The "devil's cactus": An invasive cactus called Opuntia, or prickly pear, is tearing through the wildlife-rich grasslands and ranges of Laikipia County in Kenya.
Rapid spread: The cactus is spread by wildlife eating its fruit and dispersing the seeds, but any part of the cactus that breaks off is liable to take root and grow.
Injured elephants: Elephants snack on the fruit of the invasive cactus but can ingest sharp spines that lodge in their mouth, stomach lining and intestine, causing painful abscesses.
Human-elephant conflict: The relentless spread of the cactus close to human settlements is causing a spike in human-elephant conflict.
Waging a war: Locals have been waging a war to control the prickly pest for years, but with limited success. Mechanical removal risks spreading the cactus further if parts of the plant break off and re-root.
Dangerous spines: Opuntia is particularly hard to manage, due to its dangerous spines.

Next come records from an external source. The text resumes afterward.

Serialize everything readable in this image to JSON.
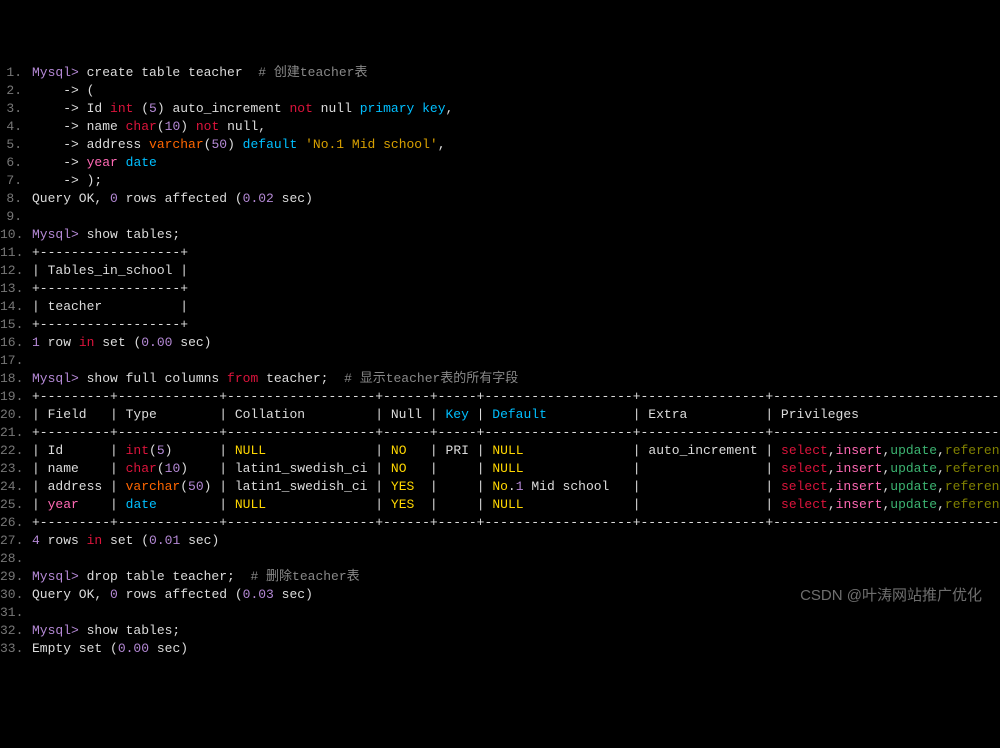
{
  "lines": {
    "1": {
      "num": "1.",
      "parts": [
        {
          "t": "Mysql>",
          "c": "prompt"
        },
        {
          "t": " create table teacher  ",
          "c": "white"
        },
        {
          "t": "# 创建teacher表",
          "c": "comment"
        }
      ]
    },
    "2": {
      "num": "2.",
      "parts": [
        {
          "t": "    -> (",
          "c": "white"
        }
      ]
    },
    "3": {
      "num": "3.",
      "parts": [
        {
          "t": "    -> Id ",
          "c": "white"
        },
        {
          "t": "int",
          "c": "kw-red"
        },
        {
          "t": " (",
          "c": "white"
        },
        {
          "t": "5",
          "c": "num"
        },
        {
          "t": ") auto_increment ",
          "c": "white"
        },
        {
          "t": "not",
          "c": "kw-red"
        },
        {
          "t": " null ",
          "c": "white"
        },
        {
          "t": "primary",
          "c": "kw-cyan"
        },
        {
          "t": " ",
          "c": "white"
        },
        {
          "t": "key",
          "c": "kw-cyan"
        },
        {
          "t": ",",
          "c": "white"
        }
      ]
    },
    "4": {
      "num": "4.",
      "parts": [
        {
          "t": "    -> name ",
          "c": "white"
        },
        {
          "t": "char",
          "c": "kw-red"
        },
        {
          "t": "(",
          "c": "white"
        },
        {
          "t": "10",
          "c": "num"
        },
        {
          "t": ") ",
          "c": "white"
        },
        {
          "t": "not",
          "c": "kw-red"
        },
        {
          "t": " null,",
          "c": "white"
        }
      ]
    },
    "5": {
      "num": "5.",
      "parts": [
        {
          "t": "    -> address ",
          "c": "white"
        },
        {
          "t": "varchar",
          "c": "kw-orange"
        },
        {
          "t": "(",
          "c": "white"
        },
        {
          "t": "50",
          "c": "num"
        },
        {
          "t": ") ",
          "c": "white"
        },
        {
          "t": "default",
          "c": "kw-cyan"
        },
        {
          "t": " ",
          "c": "white"
        },
        {
          "t": "'No.1 Mid school'",
          "c": "str"
        },
        {
          "t": ",",
          "c": "white"
        }
      ]
    },
    "6": {
      "num": "6.",
      "parts": [
        {
          "t": "    -> ",
          "c": "white"
        },
        {
          "t": "year",
          "c": "kw-pink"
        },
        {
          "t": " ",
          "c": "white"
        },
        {
          "t": "date",
          "c": "kw-cyan"
        }
      ]
    },
    "7": {
      "num": "7.",
      "parts": [
        {
          "t": "    -> );",
          "c": "white"
        }
      ]
    },
    "8": {
      "num": "8.",
      "parts": [
        {
          "t": "Query OK, ",
          "c": "white"
        },
        {
          "t": "0",
          "c": "num"
        },
        {
          "t": " rows affected (",
          "c": "white"
        },
        {
          "t": "0.02",
          "c": "num"
        },
        {
          "t": " sec)",
          "c": "white"
        }
      ]
    },
    "9": {
      "num": "9.",
      "parts": [
        {
          "t": "",
          "c": "white"
        }
      ]
    },
    "10": {
      "num": "10.",
      "parts": [
        {
          "t": "Mysql>",
          "c": "prompt"
        },
        {
          "t": " show tables;",
          "c": "white"
        }
      ]
    },
    "11": {
      "num": "11.",
      "parts": [
        {
          "t": "+------------------+",
          "c": "white"
        }
      ]
    },
    "12": {
      "num": "12.",
      "parts": [
        {
          "t": "| Tables_in_school |",
          "c": "white"
        }
      ]
    },
    "13": {
      "num": "13.",
      "parts": [
        {
          "t": "+------------------+",
          "c": "white"
        }
      ]
    },
    "14": {
      "num": "14.",
      "parts": [
        {
          "t": "| teacher          |",
          "c": "white"
        }
      ]
    },
    "15": {
      "num": "15.",
      "parts": [
        {
          "t": "+------------------+",
          "c": "white"
        }
      ]
    },
    "16": {
      "num": "16.",
      "parts": [
        {
          "t": "1",
          "c": "num"
        },
        {
          "t": " row ",
          "c": "white"
        },
        {
          "t": "in",
          "c": "kw-red"
        },
        {
          "t": " set (",
          "c": "white"
        },
        {
          "t": "0.00",
          "c": "num"
        },
        {
          "t": " sec)",
          "c": "white"
        }
      ]
    },
    "17": {
      "num": "17.",
      "parts": [
        {
          "t": "",
          "c": "white"
        }
      ]
    },
    "18": {
      "num": "18.",
      "parts": [
        {
          "t": "Mysql>",
          "c": "prompt"
        },
        {
          "t": " show full columns ",
          "c": "white"
        },
        {
          "t": "from",
          "c": "kw-red"
        },
        {
          "t": " teacher;  ",
          "c": "white"
        },
        {
          "t": "# 显示teacher表的所有字段",
          "c": "comment"
        }
      ]
    },
    "19": {
      "num": "19.",
      "parts": [
        {
          "t": "+---------+-------------+-------------------+------+-----+-------------------+----------------+---------------------------------+---------+",
          "c": "white"
        }
      ]
    },
    "20": {
      "num": "20.",
      "parts": [
        {
          "t": "| Field   | Type        | Collation         | Null | ",
          "c": "white"
        },
        {
          "t": "Key",
          "c": "kw-cyan"
        },
        {
          "t": " | ",
          "c": "white"
        },
        {
          "t": "Default",
          "c": "kw-cyan"
        },
        {
          "t": "           | Extra          | Privileges                      | Comment |",
          "c": "white"
        }
      ]
    },
    "21": {
      "num": "21.",
      "parts": [
        {
          "t": "+---------+-------------+-------------------+------+-----+-------------------+----------------+---------------------------------+---------+",
          "c": "white"
        }
      ]
    },
    "22": {
      "num": "22.",
      "parts": [
        {
          "t": "| Id      | ",
          "c": "white"
        },
        {
          "t": "int",
          "c": "kw-red"
        },
        {
          "t": "(",
          "c": "white"
        },
        {
          "t": "5",
          "c": "num"
        },
        {
          "t": ")      | ",
          "c": "white"
        },
        {
          "t": "NULL",
          "c": "kw-yellow"
        },
        {
          "t": "              | ",
          "c": "white"
        },
        {
          "t": "NO",
          "c": "kw-yellow"
        },
        {
          "t": "   | PRI | ",
          "c": "white"
        },
        {
          "t": "NULL",
          "c": "kw-yellow"
        },
        {
          "t": "              | auto_increment | ",
          "c": "white"
        },
        {
          "t": "select",
          "c": "kw-red"
        },
        {
          "t": ",",
          "c": "white"
        },
        {
          "t": "insert",
          "c": "kw-pink"
        },
        {
          "t": ",",
          "c": "white"
        },
        {
          "t": "update",
          "c": "kw-green"
        },
        {
          "t": ",",
          "c": "white"
        },
        {
          "t": "references",
          "c": "kw-olive"
        },
        {
          "t": " |         |",
          "c": "white"
        }
      ]
    },
    "23": {
      "num": "23.",
      "parts": [
        {
          "t": "| name    | ",
          "c": "white"
        },
        {
          "t": "char",
          "c": "kw-red"
        },
        {
          "t": "(",
          "c": "white"
        },
        {
          "t": "10",
          "c": "num"
        },
        {
          "t": ")    | latin1_swedish_ci | ",
          "c": "white"
        },
        {
          "t": "NO",
          "c": "kw-yellow"
        },
        {
          "t": "   |     | ",
          "c": "white"
        },
        {
          "t": "NULL",
          "c": "kw-yellow"
        },
        {
          "t": "              |                | ",
          "c": "white"
        },
        {
          "t": "select",
          "c": "kw-red"
        },
        {
          "t": ",",
          "c": "white"
        },
        {
          "t": "insert",
          "c": "kw-pink"
        },
        {
          "t": ",",
          "c": "white"
        },
        {
          "t": "update",
          "c": "kw-green"
        },
        {
          "t": ",",
          "c": "white"
        },
        {
          "t": "references",
          "c": "kw-olive"
        },
        {
          "t": " |         |",
          "c": "white"
        }
      ]
    },
    "24": {
      "num": "24.",
      "parts": [
        {
          "t": "| address | ",
          "c": "white"
        },
        {
          "t": "varchar",
          "c": "kw-orange"
        },
        {
          "t": "(",
          "c": "white"
        },
        {
          "t": "50",
          "c": "num"
        },
        {
          "t": ") | latin1_swedish_ci | ",
          "c": "white"
        },
        {
          "t": "YES",
          "c": "kw-yellow"
        },
        {
          "t": "  |     | ",
          "c": "white"
        },
        {
          "t": "No",
          "c": "kw-yellow"
        },
        {
          "t": ".",
          "c": "white"
        },
        {
          "t": "1",
          "c": "num"
        },
        {
          "t": " Mid school   |                | ",
          "c": "white"
        },
        {
          "t": "select",
          "c": "kw-red"
        },
        {
          "t": ",",
          "c": "white"
        },
        {
          "t": "insert",
          "c": "kw-pink"
        },
        {
          "t": ",",
          "c": "white"
        },
        {
          "t": "update",
          "c": "kw-green"
        },
        {
          "t": ",",
          "c": "white"
        },
        {
          "t": "references",
          "c": "kw-olive"
        },
        {
          "t": " |         |",
          "c": "white"
        }
      ]
    },
    "25": {
      "num": "25.",
      "parts": [
        {
          "t": "| ",
          "c": "white"
        },
        {
          "t": "year",
          "c": "kw-pink"
        },
        {
          "t": "    | ",
          "c": "white"
        },
        {
          "t": "date",
          "c": "kw-cyan"
        },
        {
          "t": "        | ",
          "c": "white"
        },
        {
          "t": "NULL",
          "c": "kw-yellow"
        },
        {
          "t": "              | ",
          "c": "white"
        },
        {
          "t": "YES",
          "c": "kw-yellow"
        },
        {
          "t": "  |     | ",
          "c": "white"
        },
        {
          "t": "NULL",
          "c": "kw-yellow"
        },
        {
          "t": "              |                | ",
          "c": "white"
        },
        {
          "t": "select",
          "c": "kw-red"
        },
        {
          "t": ",",
          "c": "white"
        },
        {
          "t": "insert",
          "c": "kw-pink"
        },
        {
          "t": ",",
          "c": "white"
        },
        {
          "t": "update",
          "c": "kw-green"
        },
        {
          "t": ",",
          "c": "white"
        },
        {
          "t": "references",
          "c": "kw-olive"
        },
        {
          "t": " |         |",
          "c": "white"
        }
      ]
    },
    "26": {
      "num": "26.",
      "parts": [
        {
          "t": "+---------+-------------+-------------------+------+-----+-------------------+----------------+---------------------------------+---------+",
          "c": "white"
        }
      ]
    },
    "27": {
      "num": "27.",
      "parts": [
        {
          "t": "4",
          "c": "num"
        },
        {
          "t": " rows ",
          "c": "white"
        },
        {
          "t": "in",
          "c": "kw-red"
        },
        {
          "t": " set (",
          "c": "white"
        },
        {
          "t": "0.01",
          "c": "num"
        },
        {
          "t": " sec)",
          "c": "white"
        }
      ]
    },
    "28": {
      "num": "28.",
      "parts": [
        {
          "t": "",
          "c": "white"
        }
      ]
    },
    "29": {
      "num": "29.",
      "parts": [
        {
          "t": "Mysql>",
          "c": "prompt"
        },
        {
          "t": " drop table teacher;  ",
          "c": "white"
        },
        {
          "t": "# 删除teacher表",
          "c": "comment"
        }
      ]
    },
    "30": {
      "num": "30.",
      "parts": [
        {
          "t": "Query OK, ",
          "c": "white"
        },
        {
          "t": "0",
          "c": "num"
        },
        {
          "t": " rows affected (",
          "c": "white"
        },
        {
          "t": "0.03",
          "c": "num"
        },
        {
          "t": " sec)",
          "c": "white"
        }
      ]
    },
    "31": {
      "num": "31.",
      "parts": [
        {
          "t": "",
          "c": "white"
        }
      ]
    },
    "32": {
      "num": "32.",
      "parts": [
        {
          "t": "Mysql>",
          "c": "prompt"
        },
        {
          "t": " show tables;",
          "c": "white"
        }
      ]
    },
    "33": {
      "num": "33.",
      "parts": [
        {
          "t": "Empty set (",
          "c": "white"
        },
        {
          "t": "0.00",
          "c": "num"
        },
        {
          "t": " sec)",
          "c": "white"
        }
      ]
    }
  },
  "watermark": "CSDN @叶涛网站推广优化"
}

They can injure humans and wildlife.
An invasion: The cactus has invaded more than 500 square kilometers of Laikipia County.
Bugs: Biocontrol is said to be the best way of managing the pesky cactus. That involves releasing cochineal insects that feed on the cactus, killing it off.